Climbing is a big passion for me, although I really enjoy any activity related to the mountains: Hiking, Backpacking, Skiing, Showshoeing. I enjoy alpine climbing the most, but will go on a rockclimbing or even sportclimbing trip at any opportunity. I have a few trip reports that I hope you will enjoy.
Not strictly a climbing trip; I took the month of June, 2003 off and this is what I did
Perhaps the biggest trip of my life, in more ways than one.
The biggest frustration about this kind of activity is the time it takes to really do it, and the difficulty in finding good partners. Since any type of climbing requires good physical conditioning, I try to spend a fair amount of time to stay in shape. There is also the mental conditioning, which is as difficult and timeconsuming (for me, anyway) to train as the physical shape, but since it's a lot harder to train for -- you can really only train it on actual climbing trips -- it's the harder part of the equation. Finding partners can be difficult simply because not that many people do it. In recent years, there has been a surge of people coming into the sport. Many is only in to sportclimbing. Nothing wrong with that, but there is a significant difference between the narrow field of sportclimbing and the broader field of climbing. Even when you find somebody who is, for instance, a rockclimber, there is good potential for incompatibilities, due to the intensity of the sport, at the activity level as well as the social level.
So is it all worth it? I ask myself that question a lot, but the answer is always "definitely". Aside from the immediate satisfaction enjoyed on the walls, and the pride in the accomplishments, there is a strong personal growth that permeates into other areas of life. I find that when you have made decisions that quite possibly had an effect on your chances of survival the next minute or the next hour, it becomes a lot easier to make decisions about whether to get 1% or 2% milk at the grocery store, or whether to fall in love or let go.
This feeling is accentuated by 'close calls'. Every respectable climber has had a few of those. Some climbers will describe a condition, such as a tough climb or an unstable slope, as a close call.
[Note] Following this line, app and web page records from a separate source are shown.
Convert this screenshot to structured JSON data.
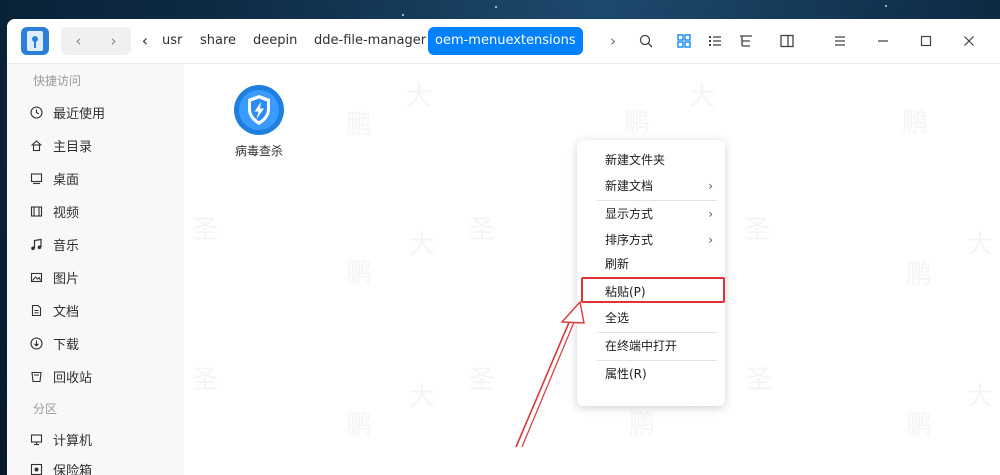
{
  "nav": {
    "back_glyph": "‹",
    "forward_glyph": "›",
    "crumb_back_glyph": "‹",
    "crumb_next_glyph": "›"
  },
  "breadcrumb": [
    {
      "label": "usr",
      "active": false
    },
    {
      "label": "share",
      "active": false
    },
    {
      "label": "deepin",
      "active": false
    },
    {
      "label": "dde-file-manager",
      "active": false
    },
    {
      "label": "oem-menuextensions",
      "active": true
    }
  ],
  "sidebar": {
    "section_quick": "快捷访问",
    "quick_items": [
      {
        "label": "最近使用",
        "icon": "clock-icon"
      },
      {
        "label": "主目录",
        "icon": "home-icon"
      },
      {
        "label": "桌面",
        "icon": "desktop-icon"
      },
      {
        "label": "视频",
        "icon": "video-icon"
      },
      {
        "label": "音乐",
        "icon": "music-icon"
      },
      {
        "label": "图片",
        "icon": "image-icon"
      },
      {
        "label": "文档",
        "icon": "document-icon"
      },
      {
        "label": "下载",
        "icon": "download-icon"
      },
      {
        "label": "回收站",
        "icon": "trash-icon"
      }
    ],
    "section_partition": "分区",
    "partition_items": [
      {
        "label": "计算机",
        "icon": "computer-icon"
      },
      {
        "label": "保险箱",
        "icon": "safe-icon"
      }
    ]
  },
  "files": [
    {
      "label": "病毒查杀",
      "icon": "antivirus-shield-icon"
    }
  ],
  "context_menu": {
    "items": [
      {
        "label": "新建文件夹",
        "submenu": false
      },
      {
        "label": "新建文档",
        "submenu": true
      },
      {
        "label": "显示方式",
        "submenu": true
      },
      {
        "label": "排序方式",
        "submenu": true
      },
      {
        "label": "刷新",
        "submenu": false
      },
      {
        "label": "粘贴(P)",
        "submenu": false,
        "highlighted": true
      },
      {
        "label": "全选",
        "submenu": false
      },
      {
        "label": "在终端中打开",
        "submenu": false
      },
      {
        "label": "属性(R)",
        "submenu": false
      }
    ],
    "submenu_glyph": "›"
  },
  "watermark": [
    "鹏",
    "大",
    "圣"
  ],
  "colors": {
    "accent": "#0081ff",
    "highlight_box": "#e0303a",
    "annotation_arrow": "#d83a3a",
    "sidebar_bg": "#f7f8fa"
  }
}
By my definition, only events, such as falls or actual avalanches, can be characterized as close calls, although the condition together with the event would constitute a close call (such as an avalanche happening shortly after a party crossed the slope). I have had my share, of which two stand out.
One of those happened very early in my rockclimbing career, and quite possibly had an effect on my climbing ability to this day because it happened as I started out. It was on my first real trip without supervision. We were climbing "Orbit", a 5.8 classic on "Snow Creek Wall" in Eastern Washington. I had had some problems overcoming my fears when I first started leading, but at some point, something 'clicked' and I just started to totally enjoy the thrill and challenges on the sharp end. So as I started up the first pitch on Orbit, things looked easy and I wasn't too concerned that protection looked slim. After 2/3 ropelength and 3 pieces, I got to a really hard spot. At this point I knew we were off route, since it was only supposed to be 4th class, yet I had obviuosly been on 5th class most of the time. My partner kept telling me that it may have been a variation but that it should work, so I kept going. I took a long time trying to make the move, and as I was potzing around, which is never a good idea anyway, I lost my footing and fell about 30 feet down. The fall itself wasn't that bad. I got a severely sprained ankle and lost some skin on my fingers. The piece that caught me was an active cam in an outflaring crack. I was thinking about this piece the whole time I was falling, which seemed like a long time. In my mind, I gave the piece a 50%-50% chance of holding, and I was just waiting for the moment when it would be weighted, so that I would find out. The strange part is that I was not afraid at the time, even though if that cam had come out, I would have looked at a 90' ground fall. Rather, my thoughts were limited to cold analysis of the situation. I must have saved the fear for my later trips, because to this day I have a mental problem with natural protection that is not absolutely bomber.
|Half Dome from Glacier Point. One of my favorite climbs of all time was "Snake Dike", which goes up the broken slab facing the picture.|